(Website and app data records)
---

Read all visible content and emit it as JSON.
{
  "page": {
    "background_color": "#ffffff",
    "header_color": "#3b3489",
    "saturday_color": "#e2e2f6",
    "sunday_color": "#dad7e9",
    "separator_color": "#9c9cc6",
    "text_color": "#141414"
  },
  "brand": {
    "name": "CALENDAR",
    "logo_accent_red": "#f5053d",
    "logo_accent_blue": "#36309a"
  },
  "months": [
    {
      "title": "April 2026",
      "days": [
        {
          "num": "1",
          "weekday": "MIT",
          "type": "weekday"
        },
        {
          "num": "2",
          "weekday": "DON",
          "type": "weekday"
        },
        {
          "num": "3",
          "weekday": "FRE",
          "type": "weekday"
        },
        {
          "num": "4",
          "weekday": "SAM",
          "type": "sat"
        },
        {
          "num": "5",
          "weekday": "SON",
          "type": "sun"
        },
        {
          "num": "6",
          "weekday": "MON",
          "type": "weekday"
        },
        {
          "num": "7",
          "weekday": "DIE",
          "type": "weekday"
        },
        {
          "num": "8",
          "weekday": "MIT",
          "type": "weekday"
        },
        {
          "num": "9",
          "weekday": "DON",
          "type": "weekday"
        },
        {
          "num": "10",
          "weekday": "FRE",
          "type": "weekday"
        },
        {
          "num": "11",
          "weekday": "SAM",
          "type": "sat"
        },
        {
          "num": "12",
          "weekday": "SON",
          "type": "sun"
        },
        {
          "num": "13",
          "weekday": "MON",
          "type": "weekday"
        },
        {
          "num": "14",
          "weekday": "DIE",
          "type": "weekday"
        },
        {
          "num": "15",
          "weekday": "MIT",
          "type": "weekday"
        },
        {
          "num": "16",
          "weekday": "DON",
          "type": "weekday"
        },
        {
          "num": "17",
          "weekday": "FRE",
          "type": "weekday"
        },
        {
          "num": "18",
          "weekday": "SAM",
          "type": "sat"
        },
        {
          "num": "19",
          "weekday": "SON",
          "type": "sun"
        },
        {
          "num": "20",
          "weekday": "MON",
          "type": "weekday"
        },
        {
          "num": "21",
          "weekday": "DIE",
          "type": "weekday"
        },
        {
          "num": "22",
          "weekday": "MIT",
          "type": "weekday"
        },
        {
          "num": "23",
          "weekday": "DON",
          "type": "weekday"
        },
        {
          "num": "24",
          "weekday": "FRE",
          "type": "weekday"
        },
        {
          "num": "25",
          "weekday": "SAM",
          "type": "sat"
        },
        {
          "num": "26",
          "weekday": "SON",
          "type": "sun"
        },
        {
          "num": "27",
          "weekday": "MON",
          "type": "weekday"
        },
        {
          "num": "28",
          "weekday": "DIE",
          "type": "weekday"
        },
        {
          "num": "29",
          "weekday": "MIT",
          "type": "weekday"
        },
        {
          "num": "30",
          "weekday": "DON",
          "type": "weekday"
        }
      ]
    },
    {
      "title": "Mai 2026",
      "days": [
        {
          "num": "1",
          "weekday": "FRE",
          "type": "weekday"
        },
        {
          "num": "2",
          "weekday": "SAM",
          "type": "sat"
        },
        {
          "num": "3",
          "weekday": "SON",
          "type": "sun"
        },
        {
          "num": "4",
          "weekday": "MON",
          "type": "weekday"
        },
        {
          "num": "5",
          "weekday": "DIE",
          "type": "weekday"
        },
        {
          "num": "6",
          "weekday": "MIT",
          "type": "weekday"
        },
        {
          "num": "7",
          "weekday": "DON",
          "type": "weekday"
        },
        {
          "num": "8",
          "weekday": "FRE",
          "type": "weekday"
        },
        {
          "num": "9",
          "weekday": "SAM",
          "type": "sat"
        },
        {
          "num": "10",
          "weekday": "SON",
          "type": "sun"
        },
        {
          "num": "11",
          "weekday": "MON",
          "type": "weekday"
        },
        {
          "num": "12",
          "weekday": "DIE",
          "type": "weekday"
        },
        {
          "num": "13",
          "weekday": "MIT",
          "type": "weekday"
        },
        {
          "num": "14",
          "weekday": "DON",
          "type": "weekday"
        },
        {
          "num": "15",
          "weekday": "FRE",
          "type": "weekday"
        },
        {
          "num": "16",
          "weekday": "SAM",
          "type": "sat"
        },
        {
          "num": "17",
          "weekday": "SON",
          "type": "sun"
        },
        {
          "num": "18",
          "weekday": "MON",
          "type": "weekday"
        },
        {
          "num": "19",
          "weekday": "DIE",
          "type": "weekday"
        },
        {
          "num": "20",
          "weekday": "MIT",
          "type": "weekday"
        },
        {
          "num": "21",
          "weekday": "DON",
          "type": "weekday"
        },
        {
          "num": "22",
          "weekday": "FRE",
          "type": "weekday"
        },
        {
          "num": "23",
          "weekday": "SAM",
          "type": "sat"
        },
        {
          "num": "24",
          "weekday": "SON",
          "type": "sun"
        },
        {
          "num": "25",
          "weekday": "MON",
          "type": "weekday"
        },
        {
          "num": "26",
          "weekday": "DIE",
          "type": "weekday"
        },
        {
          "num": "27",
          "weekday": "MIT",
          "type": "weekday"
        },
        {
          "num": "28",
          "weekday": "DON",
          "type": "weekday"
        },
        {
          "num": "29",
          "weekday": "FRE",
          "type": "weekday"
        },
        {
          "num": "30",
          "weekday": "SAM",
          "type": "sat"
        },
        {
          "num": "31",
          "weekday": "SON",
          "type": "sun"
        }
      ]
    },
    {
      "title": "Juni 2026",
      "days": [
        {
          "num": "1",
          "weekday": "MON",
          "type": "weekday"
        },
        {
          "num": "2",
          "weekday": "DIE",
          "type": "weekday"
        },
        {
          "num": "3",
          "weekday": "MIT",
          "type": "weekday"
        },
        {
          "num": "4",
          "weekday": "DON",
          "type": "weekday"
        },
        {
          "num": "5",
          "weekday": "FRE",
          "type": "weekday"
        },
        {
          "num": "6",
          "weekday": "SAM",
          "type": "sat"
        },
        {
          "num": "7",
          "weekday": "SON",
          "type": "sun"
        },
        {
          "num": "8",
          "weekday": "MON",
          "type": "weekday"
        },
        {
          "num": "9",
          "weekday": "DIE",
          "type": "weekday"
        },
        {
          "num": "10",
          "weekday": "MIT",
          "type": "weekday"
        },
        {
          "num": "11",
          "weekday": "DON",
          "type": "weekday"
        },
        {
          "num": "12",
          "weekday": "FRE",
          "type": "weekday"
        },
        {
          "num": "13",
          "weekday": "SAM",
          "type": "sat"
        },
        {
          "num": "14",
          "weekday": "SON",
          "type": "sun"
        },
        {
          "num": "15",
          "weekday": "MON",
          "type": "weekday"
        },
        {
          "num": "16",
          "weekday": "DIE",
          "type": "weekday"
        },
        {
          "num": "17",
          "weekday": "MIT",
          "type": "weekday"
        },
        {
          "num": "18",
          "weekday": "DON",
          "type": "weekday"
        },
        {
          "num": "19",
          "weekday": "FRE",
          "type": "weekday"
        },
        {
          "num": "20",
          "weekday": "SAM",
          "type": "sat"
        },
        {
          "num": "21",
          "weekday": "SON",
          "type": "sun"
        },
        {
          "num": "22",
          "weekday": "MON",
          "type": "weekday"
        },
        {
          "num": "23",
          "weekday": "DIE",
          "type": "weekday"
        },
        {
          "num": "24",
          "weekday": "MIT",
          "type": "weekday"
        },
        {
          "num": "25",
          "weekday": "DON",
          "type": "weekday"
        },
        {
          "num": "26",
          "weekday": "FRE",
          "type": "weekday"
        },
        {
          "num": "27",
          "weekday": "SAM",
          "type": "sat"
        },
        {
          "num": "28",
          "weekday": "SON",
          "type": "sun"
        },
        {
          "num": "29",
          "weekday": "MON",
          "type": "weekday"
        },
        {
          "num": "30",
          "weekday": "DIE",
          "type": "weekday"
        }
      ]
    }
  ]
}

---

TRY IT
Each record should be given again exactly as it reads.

RESULT BELOW
Read all visible content and emit it as JSON.
{
  "page": {
    "background_color": "#ffffff",
    "header_color": "#3b3489",
    "saturday_color": "#e2e2f6",
    "sunday_color": "#dad7e9",
    "separator_color": "#9c9cc6",
    "text_color": "#141414"
  },
  "brand": {
    "name": "CALENDAR",
    "logo_accent_red": "#f5053d",
    "logo_accent_blue": "#36309a"
  },
  "months": [
    {
      "title": "April 2026",
      "days": [
        {
          "num": "1",
          "weekday": "MIT",
          "type": "weekday"
        },
        {
          "num": "2",
          "weekday": "DON",
          "type": "weekday"
        },
        {
          "num": "3",
          "weekday": "FRE",
          "type": "weekday"
        },
        {
          "num": "4",
          "weekday": "SAM",
          "type": "sat"
        },
        {
          "num": "5",
          "weekday": "SON",
          "type": "sun"
        },
        {
          "num": "6",
          "weekday": "MON",
          "type": "weekday"
        },
        {
          "num": "7",
          "weekday": "DIE",
          "type": "weekday"
        },
        {
          "num": "8",
          "weekday": "MIT",
          "type": "weekday"
        },
        {
          "num": "9",
          "weekday": "DON",
          "type": "weekday"
        },
        {
          "num": "10",
          "weekday": "FRE",
          "type": "weekday"
        },
        {
          "num": "11",
          "weekday": "SAM",
          "type": "sat"
        },
        {
          "num": "12",
          "weekday": "SON",
          "type": "sun"
        },
        {
          "num": "13",
          "weekday": "MON",
          "type": "weekday"
        },
        {
          "num": "14",
          "weekday": "DIE",
          "type": "weekday"
        },
        {
          "num": "15",
          "weekday": "MIT",
          "type": "weekday"
        },
        {
          "num": "16",
          "weekday": "DON",
          "type": "weekday"
        },
        {
          "num": "17",
          "weekday": "FRE",
          "type": "weekday"
        },
        {
          "num": "18",
          "weekday": "SAM",
          "type": "sat"
        },
        {
          "num": "19",
          "weekday": "SON",
          "type": "sun"
        },
        {
          "num": "20",
          "weekday": "MON",
          "type": "weekday"
        },
        {
          "num": "21",
          "weekday": "DIE",
          "type": "weekday"
        },
        {
          "num": "22",
          "weekday": "MIT",
          "type": "weekday"
        },
        {
          "num": "23",
          "weekday": "DON",
          "type": "weekday"
        },
        {
          "num": "24",
          "weekday": "FRE",
          "type": "weekday"
        },
        {
          "num": "25",
          "weekday": "SAM",
          "type": "sat"
        },
        {
          "num": "26",
          "weekday": "SON",
          "type": "sun"
        },
        {
          "num": "27",
          "weekday": "MON",
          "type": "weekday"
        },
        {
          "num": "28",
          "weekday": "DIE",
          "type": "weekday"
        },
        {
          "num": "29",
          "weekday": "MIT",
          "type": "weekday"
        },
        {
          "num": "30",
          "weekday": "DON",
          "type": "weekday"
        }
      ]
    },
    {
      "title": "Mai 2026",
      "days": [
        {
          "num": "1",
          "weekday": "FRE",
          "type": "weekday"
        },
        {
          "num": "2",
          "weekday": "SAM",
          "type": "sat"
        },
        {
          "num": "3",
          "weekday": "SON",
          "type": "sun"
        },
        {
          "num": "4",
          "weekday": "MON",
          "type": "weekday"
        },
        {
          "num": "5",
          "weekday": "DIE",
          "type": "weekday"
        },
        {
          "num": "6",
          "weekday": "MIT",
          "type": "weekday"
        },
        {
          "num": "7",
          "weekday": "DON",
          "type": "weekday"
        },
        {
          "num": "8",
          "weekday": "FRE",
          "type": "weekday"
        },
        {
          "num": "9",
          "weekday": "SAM",
          "type": "sat"
        },
        {
          "num": "10",
          "weekday": "SON",
          "type": "sun"
        },
        {
          "num": "11",
          "weekday": "MON",
          "type": "weekday"
        },
        {
          "num": "12",
          "weekday": "DIE",
          "type": "weekday"
        },
        {
          "num": "13",
          "weekday": "MIT",
          "type": "weekday"
        },
        {
          "num": "14",
          "weekday": "DON",
          "type": "weekday"
        },
        {
          "num": "15",
          "weekday": "FRE",
          "type": "weekday"
        },
        {
          "num": "16",
          "weekday": "SAM",
          "type": "sat"
        },
        {
          "num": "17",
          "weekday": "SON",
          "type": "sun"
        },
        {
          "num": "18",
          "weekday": "MON",
          "type": "weekday"
        },
        {
          "num": "19",
          "weekday": "DIE",
          "type": "weekday"
        },
        {
          "num": "20",
          "weekday": "MIT",
          "type": "weekday"
        },
        {
          "num": "21",
          "weekday": "DON",
          "type": "weekday"
        },
        {
          "num": "22",
          "weekday": "FRE",
          "type": "weekday"
        },
        {
          "num": "23",
          "weekday": "SAM",
          "type": "sat"
        },
        {
          "num": "24",
          "weekday": "SON",
          "type": "sun"
        },
        {
          "num": "25",
          "weekday": "MON",
          "type": "weekday"
        },
        {
          "num": "26",
          "weekday": "DIE",
          "type": "weekday"
        },
        {
          "num": "27",
          "weekday": "MIT",
          "type": "weekday"
        },
        {
          "num": "28",
          "weekday": "DON",
          "type": "weekday"
        },
        {
          "num": "29",
          "weekday": "FRE",
          "type": "weekday"
        },
        {
          "num": "30",
          "weekday": "SAM",
          "type": "sat"
        },
        {
          "num": "31",
          "weekday": "SON",
          "type": "sun"
        }
      ]
    },
    {
      "title": "Juni 2026",
      "days": [
        {
          "num": "1",
          "weekday": "MON",
          "type": "weekday"
        },
        {
          "num": "2",
          "weekday": "DIE",
          "type": "weekday"
        },
        {
          "num": "3",
          "weekday": "MIT",
          "type": "weekday"
        },
        {
          "num": "4",
          "weekday": "DON",
          "type": "weekday"
        },
        {
          "num": "5",
          "weekday": "FRE",
          "type": "weekday"
        },
        {
          "num": "6",
          "weekday": "SAM",
          "type": "sat"
        },
        {
          "num": "7",
          "weekday": "SON",
          "type": "sun"
        },
        {
          "num": "8",
          "weekday": "MON",
          "type": "weekday"
        },
        {
          "num": "9",
          "weekday": "DIE",
          "type": "weekday"
        },
        {
          "num": "10",
          "weekday": "MIT",
          "type": "weekday"
        },
        {
          "num": "11",
          "weekday": "DON",
          "type": "weekday"
        },
        {
          "num": "12",
          "weekday": "FRE",
          "type": "weekday"
        },
        {
          "num": "13",
          "weekday": "SAM",
          "type": "sat"
        },
        {
          "num": "14",
          "weekday": "SON",
          "type": "sun"
        },
        {
          "num": "15",
          "weekday": "MON",
          "type": "weekday"
        },
        {
          "num": "16",
          "weekday": "DIE",
          "type": "weekday"
        },
        {
          "num": "17",
          "weekday": "MIT",
          "type": "weekday"
        },
        {
          "num": "18",
          "weekday": "DON",
          "type": "weekday"
        },
        {
          "num": "19",
          "weekday": "FRE",
          "type": "weekday"
        },
        {
          "num": "20",
          "weekday": "SAM",
          "type": "sat"
        },
        {
          "num": "21",
          "weekday": "SON",
          "type": "sun"
        },
        {
          "num": "22",
          "weekday": "MON",
          "type": "weekday"
        },
        {
          "num": "23",
          "weekday": "DIE",
          "type": "weekday"
        },
        {
          "num": "24",
          "weekday": "MIT",
          "type": "weekday"
        },
        {
          "num": "25",
          "weekday": "DON",
          "type": "weekday"
        },
        {
          "num": "26",
          "weekday": "FRE",
          "type": "weekday"
        },
        {
          "num": "27",
          "weekday": "SAM",
          "type": "sat"
        },
        {
          "num": "28",
          "weekday": "SON",
          "type": "sun"
        },
        {
          "num": "29",
          "weekday": "MON",
          "type": "weekday"
        },
        {
          "num": "30",
          "weekday": "DIE",
          "type": "weekday"
        }
      ]
    }
  ]
}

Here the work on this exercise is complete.